Exactly as they appear, output all of the records. Skip any images.

....

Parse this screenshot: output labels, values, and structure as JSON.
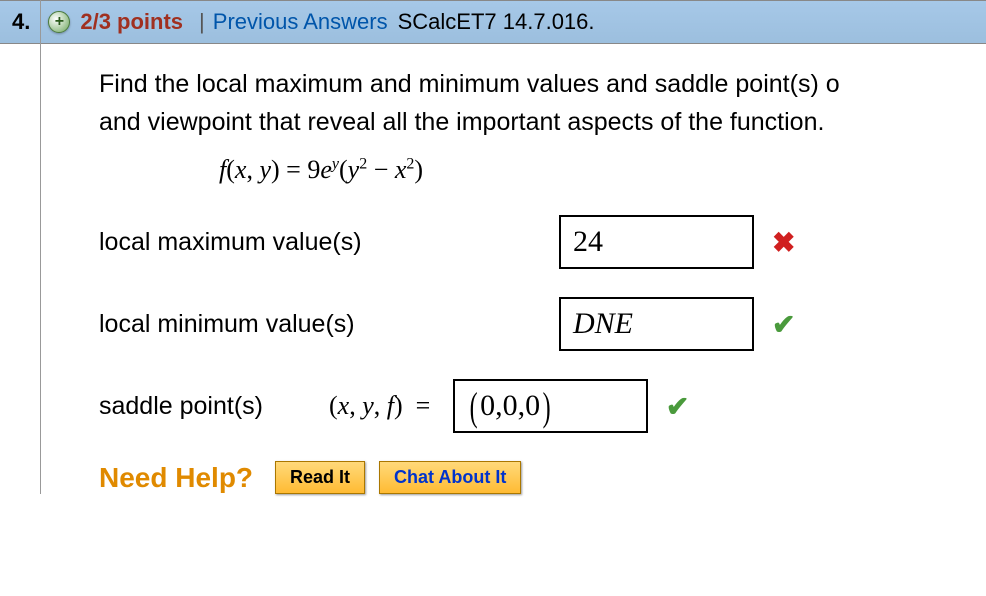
{
  "header": {
    "question_number": "4.",
    "points": "2/3 points",
    "separator": "|",
    "prev_answers_label": "Previous Answers",
    "assignment_code": "SCalcET7 14.7.016."
  },
  "question": {
    "prompt_line1": "Find the local maximum and minimum values and saddle point(s) o",
    "prompt_line2": "and viewpoint that reveal all the important aspects of the function.",
    "equation_html": "f(x, y) = 9e^y(y² − x²)"
  },
  "rows": {
    "local_max": {
      "label": "local maximum value(s)",
      "value": "24",
      "correct": false
    },
    "local_min": {
      "label": "local minimum value(s)",
      "value": "DNE",
      "italic": true,
      "correct": true
    },
    "saddle": {
      "label": "saddle point(s)",
      "prefix": "(x, y, f)  =",
      "value": "(0,0,0)",
      "correct": true
    }
  },
  "help": {
    "label": "Need Help?",
    "read_it": "Read It",
    "chat": "Chat About It"
  }
}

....

■ Output of the task ■
Parse this screenshot: output labels, values, and structure as JSON.
{
  "header": {
    "question_number": "4.",
    "points": "2/3 points",
    "separator": "|",
    "prev_answers_label": "Previous Answers",
    "assignment_code": "SCalcET7 14.7.016."
  },
  "question": {
    "prompt_line1": "Find the local maximum and minimum values and saddle point(s) o",
    "prompt_line2": "and viewpoint that reveal all the important aspects of the function.",
    "equation_html": "f(x, y) = 9e^y(y² − x²)"
  },
  "rows": {
    "local_max": {
      "label": "local maximum value(s)",
      "value": "24",
      "correct": false
    },
    "local_min": {
      "label": "local minimum value(s)",
      "value": "DNE",
      "italic": true,
      "correct": true
    },
    "saddle": {
      "label": "saddle point(s)",
      "prefix": "(x, y, f)  =",
      "value": "(0,0,0)",
      "correct": true
    }
  },
  "help": {
    "label": "Need Help?",
    "read_it": "Read It",
    "chat": "Chat About It"
  }
}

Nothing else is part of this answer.